* **WHAT TO WORK ON**
Please write out every line of the material exactly.

* **DATA TO EXAMINE**
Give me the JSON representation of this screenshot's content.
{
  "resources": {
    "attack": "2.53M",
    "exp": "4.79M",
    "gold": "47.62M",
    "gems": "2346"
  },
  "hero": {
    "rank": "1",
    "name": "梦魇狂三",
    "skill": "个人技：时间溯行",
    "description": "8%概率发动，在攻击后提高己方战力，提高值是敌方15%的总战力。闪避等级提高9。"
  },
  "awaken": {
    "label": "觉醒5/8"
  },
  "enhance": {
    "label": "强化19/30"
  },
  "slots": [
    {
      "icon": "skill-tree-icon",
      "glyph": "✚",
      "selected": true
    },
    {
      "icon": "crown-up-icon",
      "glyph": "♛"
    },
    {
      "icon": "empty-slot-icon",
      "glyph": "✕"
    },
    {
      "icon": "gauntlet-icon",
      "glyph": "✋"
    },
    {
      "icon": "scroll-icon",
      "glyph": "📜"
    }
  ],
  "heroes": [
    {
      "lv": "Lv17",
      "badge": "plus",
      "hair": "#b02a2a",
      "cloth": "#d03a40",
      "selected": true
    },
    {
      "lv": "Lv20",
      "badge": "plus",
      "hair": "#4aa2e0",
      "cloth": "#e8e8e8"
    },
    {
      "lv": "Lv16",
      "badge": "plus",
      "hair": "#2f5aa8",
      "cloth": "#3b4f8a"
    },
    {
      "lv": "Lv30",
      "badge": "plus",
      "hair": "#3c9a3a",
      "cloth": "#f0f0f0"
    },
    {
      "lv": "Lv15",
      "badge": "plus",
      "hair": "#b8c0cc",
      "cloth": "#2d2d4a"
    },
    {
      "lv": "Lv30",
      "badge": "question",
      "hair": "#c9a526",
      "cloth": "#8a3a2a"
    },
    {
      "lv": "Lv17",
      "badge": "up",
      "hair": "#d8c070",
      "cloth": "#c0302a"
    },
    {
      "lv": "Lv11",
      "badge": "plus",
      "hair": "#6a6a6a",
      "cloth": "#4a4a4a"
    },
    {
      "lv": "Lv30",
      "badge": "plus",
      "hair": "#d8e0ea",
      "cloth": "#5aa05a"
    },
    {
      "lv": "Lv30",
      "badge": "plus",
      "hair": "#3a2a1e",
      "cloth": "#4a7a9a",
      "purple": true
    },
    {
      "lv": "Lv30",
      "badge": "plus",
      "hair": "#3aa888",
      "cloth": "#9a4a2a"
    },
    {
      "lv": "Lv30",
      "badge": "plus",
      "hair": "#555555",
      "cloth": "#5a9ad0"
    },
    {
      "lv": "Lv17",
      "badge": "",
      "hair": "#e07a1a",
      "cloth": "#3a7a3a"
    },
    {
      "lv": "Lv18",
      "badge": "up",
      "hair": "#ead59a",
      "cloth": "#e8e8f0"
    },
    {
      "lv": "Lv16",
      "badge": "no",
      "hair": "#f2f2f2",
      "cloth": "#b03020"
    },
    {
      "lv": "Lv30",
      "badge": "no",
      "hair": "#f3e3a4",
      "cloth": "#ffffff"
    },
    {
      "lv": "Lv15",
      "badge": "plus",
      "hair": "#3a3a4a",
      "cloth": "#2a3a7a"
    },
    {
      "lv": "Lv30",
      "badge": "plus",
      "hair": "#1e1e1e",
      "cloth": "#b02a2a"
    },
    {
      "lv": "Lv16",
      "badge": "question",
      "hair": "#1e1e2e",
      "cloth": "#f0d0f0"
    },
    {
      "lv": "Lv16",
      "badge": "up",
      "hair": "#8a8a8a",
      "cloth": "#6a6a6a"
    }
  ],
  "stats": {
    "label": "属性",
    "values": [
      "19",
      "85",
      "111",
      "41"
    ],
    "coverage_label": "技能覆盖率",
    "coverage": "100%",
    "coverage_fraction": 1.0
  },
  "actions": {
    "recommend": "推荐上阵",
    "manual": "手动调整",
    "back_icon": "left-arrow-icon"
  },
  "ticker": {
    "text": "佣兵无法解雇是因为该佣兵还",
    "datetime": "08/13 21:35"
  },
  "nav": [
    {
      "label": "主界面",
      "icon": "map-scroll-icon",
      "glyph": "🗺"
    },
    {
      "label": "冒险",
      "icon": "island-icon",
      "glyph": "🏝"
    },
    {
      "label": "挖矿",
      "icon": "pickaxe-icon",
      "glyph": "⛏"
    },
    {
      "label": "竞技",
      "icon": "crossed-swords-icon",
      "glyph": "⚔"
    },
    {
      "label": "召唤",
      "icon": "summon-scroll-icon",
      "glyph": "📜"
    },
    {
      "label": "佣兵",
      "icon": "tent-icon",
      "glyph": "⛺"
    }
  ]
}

* **EXERCISE ANSWER**
Give me the JSON representation of this screenshot's content.
{
  "resources": {
    "attack": "2.53M",
    "exp": "4.79M",
    "gold": "47.62M",
    "gems": "2346"
  },
  "hero": {
    "rank": "1",
    "name": "梦魇狂三",
    "skill": "个人技：时间溯行",
    "description": "8%概率发动，在攻击后提高己方战力，提高值是敌方15%的总战力。闪避等级提高9。"
  },
  "awaken": {
    "label": "觉醒5/8"
  },
  "enhance": {
    "label": "强化19/30"
  },
  "slots": [
    {
      "icon": "skill-tree-icon",
      "glyph": "✚",
      "selected": true
    },
    {
      "icon": "crown-up-icon",
      "glyph": "♛"
    },
    {
      "icon": "empty-slot-icon",
      "glyph": "✕"
    },
    {
      "icon": "gauntlet-icon",
      "glyph": "✋"
    },
    {
      "icon": "scroll-icon",
      "glyph": "📜"
    }
  ],
  "heroes": [
    {
      "lv": "Lv17",
      "badge": "plus",
      "hair": "#b02a2a",
      "cloth": "#d03a40",
      "selected": true
    },
    {
      "lv": "Lv20",
      "badge": "plus",
      "hair": "#4aa2e0",
      "cloth": "#e8e8e8"
    },
    {
      "lv": "Lv16",
      "badge": "plus",
      "hair": "#2f5aa8",
      "cloth": "#3b4f8a"
    },
    {
      "lv": "Lv30",
      "badge": "plus",
      "hair": "#3c9a3a",
      "cloth": "#f0f0f0"
    },
    {
      "lv": "Lv15",
      "badge": "plus",
      "hair": "#b8c0cc",
      "cloth": "#2d2d4a"
    },
    {
      "lv": "Lv30",
      "badge": "question",
      "hair": "#c9a526",
      "cloth": "#8a3a2a"
    },
    {
      "lv": "Lv17",
      "badge": "up",
      "hair": "#d8c070",
      "cloth": "#c0302a"
    },
    {
      "lv": "Lv11",
      "badge": "plus",
      "hair": "#6a6a6a",
      "cloth": "#4a4a4a"
    },
    {
      "lv": "Lv30",
      "badge": "plus",
      "hair": "#d8e0ea",
      "cloth": "#5aa05a"
    },
    {
      "lv": "Lv30",
      "badge": "plus",
      "hair": "#3a2a1e",
      "cloth": "#4a7a9a",
      "purple": true
    },
    {
      "lv": "Lv30",
      "badge": "plus",
      "hair": "#3aa888",
      "cloth": "#9a4a2a"
    },
    {
      "lv": "Lv30",
      "badge": "plus",
      "hair": "#555555",
      "cloth": "#5a9ad0"
    },
    {
      "lv": "Lv17",
      "badge": "",
      "hair": "#e07a1a",
      "cloth": "#3a7a3a"
    },
    {
      "lv": "Lv18",
      "badge": "up",
      "hair": "#ead59a",
      "cloth": "#e8e8f0"
    },
    {
      "lv": "Lv16",
      "badge": "no",
      "hair": "#f2f2f2",
      "cloth": "#b03020"
    },
    {
      "lv": "Lv30",
      "badge": "no",
      "hair": "#f3e3a4",
      "cloth": "#ffffff"
    },
    {
      "lv": "Lv15",
      "badge": "plus",
      "hair": "#3a3a4a",
      "cloth": "#2a3a7a"
    },
    {
      "lv": "Lv30",
      "badge": "plus",
      "hair": "#1e1e1e",
      "cloth": "#b02a2a"
    },
    {
      "lv": "Lv16",
      "badge": "question",
      "hair": "#1e1e2e",
      "cloth": "#f0d0f0"
    },
    {
      "lv": "Lv16",
      "badge": "up",
      "hair": "#8a8a8a",
      "cloth": "#6a6a6a"
    }
  ],
  "stats": {
    "label": "属性",
    "values": [
      "19",
      "85",
      "111",
      "41"
    ],
    "coverage_label": "技能覆盖率",
    "coverage": "100%",
    "coverage_fraction": 1.0
  },
  "actions": {
    "recommend": "推荐上阵",
    "manual": "手动调整",
    "back_icon": "left-arrow-icon"
  },
  "ticker": {
    "text": "佣兵无法解雇是因为该佣兵还",
    "datetime": "08/13 21:35"
  },
  "nav": [
    {
      "label": "主界面",
      "icon": "map-scroll-icon",
      "glyph": "🗺"
    },
    {
      "label": "冒险",
      "icon": "island-icon",
      "glyph": "🏝"
    },
    {
      "label": "挖矿",
      "icon": "pickaxe-icon",
      "glyph": "⛏"
    },
    {
      "label": "竞技",
      "icon": "crossed-swords-icon",
      "glyph": "⚔"
    },
    {
      "label": "召唤",
      "icon": "summon-scroll-icon",
      "glyph": "📜"
    },
    {
      "label": "佣兵",
      "icon": "tent-icon",
      "glyph": "⛺"
    }
  ]
}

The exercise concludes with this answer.